* [REQUIREMENT] Find how many lines below hold "calories", and give that number as the entire answer.
Start of MATERIAL FOR THE TASK
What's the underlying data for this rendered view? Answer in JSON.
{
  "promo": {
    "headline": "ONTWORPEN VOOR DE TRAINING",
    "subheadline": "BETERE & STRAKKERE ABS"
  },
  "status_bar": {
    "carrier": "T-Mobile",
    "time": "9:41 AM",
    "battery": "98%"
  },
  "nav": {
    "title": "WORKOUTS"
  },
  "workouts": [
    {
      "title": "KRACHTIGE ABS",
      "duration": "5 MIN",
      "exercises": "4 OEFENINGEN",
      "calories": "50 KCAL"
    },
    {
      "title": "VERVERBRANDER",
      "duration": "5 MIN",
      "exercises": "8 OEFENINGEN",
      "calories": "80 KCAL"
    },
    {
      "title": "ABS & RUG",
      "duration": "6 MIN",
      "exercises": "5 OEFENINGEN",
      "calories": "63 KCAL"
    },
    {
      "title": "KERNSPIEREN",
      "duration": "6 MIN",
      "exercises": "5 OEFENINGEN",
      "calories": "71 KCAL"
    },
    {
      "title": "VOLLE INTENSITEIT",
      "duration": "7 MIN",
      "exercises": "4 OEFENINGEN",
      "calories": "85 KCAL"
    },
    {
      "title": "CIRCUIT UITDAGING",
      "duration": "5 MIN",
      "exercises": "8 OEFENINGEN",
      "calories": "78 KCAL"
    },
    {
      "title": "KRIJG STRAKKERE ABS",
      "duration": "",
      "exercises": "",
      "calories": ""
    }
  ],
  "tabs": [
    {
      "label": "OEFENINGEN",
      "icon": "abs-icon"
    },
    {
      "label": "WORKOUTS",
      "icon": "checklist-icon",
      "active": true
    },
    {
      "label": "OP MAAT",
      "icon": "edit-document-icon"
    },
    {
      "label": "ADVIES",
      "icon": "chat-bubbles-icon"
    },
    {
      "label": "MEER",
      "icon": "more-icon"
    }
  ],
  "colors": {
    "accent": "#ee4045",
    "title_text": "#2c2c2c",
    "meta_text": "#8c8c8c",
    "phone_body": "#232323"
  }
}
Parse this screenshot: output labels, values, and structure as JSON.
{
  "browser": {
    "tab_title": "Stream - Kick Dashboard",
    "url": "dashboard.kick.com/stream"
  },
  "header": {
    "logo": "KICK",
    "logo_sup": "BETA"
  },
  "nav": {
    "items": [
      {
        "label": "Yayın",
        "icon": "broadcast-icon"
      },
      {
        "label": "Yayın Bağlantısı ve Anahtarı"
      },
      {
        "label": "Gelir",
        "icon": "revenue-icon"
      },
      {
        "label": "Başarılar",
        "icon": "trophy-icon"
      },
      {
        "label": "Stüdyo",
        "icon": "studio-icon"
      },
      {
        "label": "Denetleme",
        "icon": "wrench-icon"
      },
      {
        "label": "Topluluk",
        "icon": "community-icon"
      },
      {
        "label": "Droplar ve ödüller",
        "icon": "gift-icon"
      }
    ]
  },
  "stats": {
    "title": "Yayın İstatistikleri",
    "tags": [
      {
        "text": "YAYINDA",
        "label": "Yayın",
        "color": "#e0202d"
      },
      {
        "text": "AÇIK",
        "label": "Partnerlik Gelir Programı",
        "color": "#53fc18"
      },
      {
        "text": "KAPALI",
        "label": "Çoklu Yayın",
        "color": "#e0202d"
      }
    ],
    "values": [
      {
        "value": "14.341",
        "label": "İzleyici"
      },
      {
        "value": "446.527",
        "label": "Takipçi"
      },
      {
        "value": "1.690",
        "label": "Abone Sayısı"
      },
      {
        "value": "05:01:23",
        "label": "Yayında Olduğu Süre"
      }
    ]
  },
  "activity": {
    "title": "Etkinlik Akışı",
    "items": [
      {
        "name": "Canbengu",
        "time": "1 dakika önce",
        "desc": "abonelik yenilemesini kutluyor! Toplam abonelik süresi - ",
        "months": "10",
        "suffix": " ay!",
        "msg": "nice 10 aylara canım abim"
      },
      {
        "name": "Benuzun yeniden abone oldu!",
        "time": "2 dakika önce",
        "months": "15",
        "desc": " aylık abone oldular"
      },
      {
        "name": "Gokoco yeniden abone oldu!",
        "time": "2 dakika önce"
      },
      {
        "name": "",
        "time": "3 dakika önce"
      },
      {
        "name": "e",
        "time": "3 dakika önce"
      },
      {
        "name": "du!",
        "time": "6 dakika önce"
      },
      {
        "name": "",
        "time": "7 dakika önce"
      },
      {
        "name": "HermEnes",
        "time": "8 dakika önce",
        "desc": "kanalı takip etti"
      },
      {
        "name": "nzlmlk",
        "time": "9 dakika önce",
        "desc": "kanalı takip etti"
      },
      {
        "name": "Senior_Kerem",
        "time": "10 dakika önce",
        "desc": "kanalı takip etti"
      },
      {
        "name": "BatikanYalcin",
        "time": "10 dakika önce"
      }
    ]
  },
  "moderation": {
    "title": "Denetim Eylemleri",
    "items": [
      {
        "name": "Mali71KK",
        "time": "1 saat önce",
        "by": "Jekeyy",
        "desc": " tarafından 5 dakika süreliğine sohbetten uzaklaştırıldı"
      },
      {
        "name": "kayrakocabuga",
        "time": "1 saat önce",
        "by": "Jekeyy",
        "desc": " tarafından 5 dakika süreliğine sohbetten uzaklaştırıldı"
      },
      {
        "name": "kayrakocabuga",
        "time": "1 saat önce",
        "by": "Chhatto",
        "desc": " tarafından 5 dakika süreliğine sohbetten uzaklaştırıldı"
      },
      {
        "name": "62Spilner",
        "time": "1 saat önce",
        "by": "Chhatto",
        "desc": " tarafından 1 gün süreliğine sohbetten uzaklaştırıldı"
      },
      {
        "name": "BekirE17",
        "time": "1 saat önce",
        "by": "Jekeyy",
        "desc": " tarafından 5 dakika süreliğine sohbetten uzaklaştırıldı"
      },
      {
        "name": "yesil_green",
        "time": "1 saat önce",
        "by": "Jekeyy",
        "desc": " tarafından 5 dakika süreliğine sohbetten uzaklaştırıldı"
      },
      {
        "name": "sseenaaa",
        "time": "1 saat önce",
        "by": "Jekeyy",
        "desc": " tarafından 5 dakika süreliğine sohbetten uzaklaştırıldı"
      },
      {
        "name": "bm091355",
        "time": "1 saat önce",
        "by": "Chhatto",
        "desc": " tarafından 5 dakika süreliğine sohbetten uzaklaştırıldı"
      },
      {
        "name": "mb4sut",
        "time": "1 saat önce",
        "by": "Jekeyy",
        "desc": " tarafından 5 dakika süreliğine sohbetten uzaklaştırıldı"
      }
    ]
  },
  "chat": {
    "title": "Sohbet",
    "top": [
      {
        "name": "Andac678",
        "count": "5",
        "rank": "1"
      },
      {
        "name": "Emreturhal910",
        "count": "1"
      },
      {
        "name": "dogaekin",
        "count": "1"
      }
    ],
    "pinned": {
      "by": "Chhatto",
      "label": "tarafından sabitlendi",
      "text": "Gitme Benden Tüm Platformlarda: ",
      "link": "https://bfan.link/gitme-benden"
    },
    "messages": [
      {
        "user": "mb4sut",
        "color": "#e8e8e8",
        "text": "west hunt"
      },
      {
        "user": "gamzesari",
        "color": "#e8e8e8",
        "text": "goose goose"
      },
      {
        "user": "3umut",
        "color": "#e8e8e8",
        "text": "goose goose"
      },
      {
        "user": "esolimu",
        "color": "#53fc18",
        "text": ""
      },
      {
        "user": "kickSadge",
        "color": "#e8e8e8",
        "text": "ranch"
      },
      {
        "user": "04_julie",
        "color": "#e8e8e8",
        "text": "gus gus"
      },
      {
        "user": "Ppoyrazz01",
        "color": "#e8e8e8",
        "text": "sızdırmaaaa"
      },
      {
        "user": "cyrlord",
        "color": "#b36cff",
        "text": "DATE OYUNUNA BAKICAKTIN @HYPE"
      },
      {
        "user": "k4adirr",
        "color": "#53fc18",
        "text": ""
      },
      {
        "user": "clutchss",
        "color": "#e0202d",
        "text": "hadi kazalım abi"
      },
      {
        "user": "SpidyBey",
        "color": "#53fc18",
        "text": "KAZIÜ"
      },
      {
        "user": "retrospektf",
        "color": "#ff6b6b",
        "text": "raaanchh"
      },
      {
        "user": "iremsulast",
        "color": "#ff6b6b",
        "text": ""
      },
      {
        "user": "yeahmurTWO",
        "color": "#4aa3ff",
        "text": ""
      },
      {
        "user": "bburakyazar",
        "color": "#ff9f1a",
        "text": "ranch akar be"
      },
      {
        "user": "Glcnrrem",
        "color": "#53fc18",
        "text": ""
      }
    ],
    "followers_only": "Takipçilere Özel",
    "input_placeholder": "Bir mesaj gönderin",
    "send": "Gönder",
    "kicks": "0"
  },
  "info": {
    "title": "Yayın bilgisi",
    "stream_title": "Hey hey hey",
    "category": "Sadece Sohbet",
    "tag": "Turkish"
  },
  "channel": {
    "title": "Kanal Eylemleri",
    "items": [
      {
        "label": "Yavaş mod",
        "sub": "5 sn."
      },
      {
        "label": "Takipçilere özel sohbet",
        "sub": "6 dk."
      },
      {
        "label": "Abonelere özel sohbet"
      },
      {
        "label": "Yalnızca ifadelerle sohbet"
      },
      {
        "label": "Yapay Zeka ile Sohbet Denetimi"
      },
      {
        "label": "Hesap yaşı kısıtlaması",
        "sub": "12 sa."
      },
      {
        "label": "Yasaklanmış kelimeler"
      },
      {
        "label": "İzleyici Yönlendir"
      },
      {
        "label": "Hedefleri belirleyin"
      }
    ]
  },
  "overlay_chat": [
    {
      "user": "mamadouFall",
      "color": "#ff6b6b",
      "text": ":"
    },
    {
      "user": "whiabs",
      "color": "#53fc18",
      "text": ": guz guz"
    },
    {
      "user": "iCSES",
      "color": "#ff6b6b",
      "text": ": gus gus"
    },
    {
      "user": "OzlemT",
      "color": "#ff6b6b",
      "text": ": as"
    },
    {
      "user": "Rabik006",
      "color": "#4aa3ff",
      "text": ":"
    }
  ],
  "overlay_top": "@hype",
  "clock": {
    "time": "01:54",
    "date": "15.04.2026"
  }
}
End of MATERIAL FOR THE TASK
* [TASK SOLUTION] 7